▸ Provided material
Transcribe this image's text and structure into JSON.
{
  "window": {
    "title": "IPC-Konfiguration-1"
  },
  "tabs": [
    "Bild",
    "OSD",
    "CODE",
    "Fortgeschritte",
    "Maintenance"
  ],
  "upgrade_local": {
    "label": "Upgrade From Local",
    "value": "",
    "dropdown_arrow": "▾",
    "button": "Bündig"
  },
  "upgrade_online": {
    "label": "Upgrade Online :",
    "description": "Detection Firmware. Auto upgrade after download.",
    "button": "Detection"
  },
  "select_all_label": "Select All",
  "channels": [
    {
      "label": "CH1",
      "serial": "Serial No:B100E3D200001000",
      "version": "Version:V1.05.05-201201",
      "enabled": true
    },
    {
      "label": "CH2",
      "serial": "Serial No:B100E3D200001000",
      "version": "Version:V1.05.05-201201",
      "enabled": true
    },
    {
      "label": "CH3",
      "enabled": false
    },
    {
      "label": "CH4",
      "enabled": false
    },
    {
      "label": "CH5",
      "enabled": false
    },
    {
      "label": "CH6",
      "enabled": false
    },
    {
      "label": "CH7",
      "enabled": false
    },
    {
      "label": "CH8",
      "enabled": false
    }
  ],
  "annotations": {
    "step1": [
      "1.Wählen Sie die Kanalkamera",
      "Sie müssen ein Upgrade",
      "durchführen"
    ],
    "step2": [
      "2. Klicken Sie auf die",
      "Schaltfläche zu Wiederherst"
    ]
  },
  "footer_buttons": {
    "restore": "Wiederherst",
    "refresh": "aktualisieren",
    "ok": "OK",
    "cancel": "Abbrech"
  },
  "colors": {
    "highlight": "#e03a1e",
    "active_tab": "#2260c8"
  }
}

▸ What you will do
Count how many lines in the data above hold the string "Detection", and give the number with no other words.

▸ Task solution
2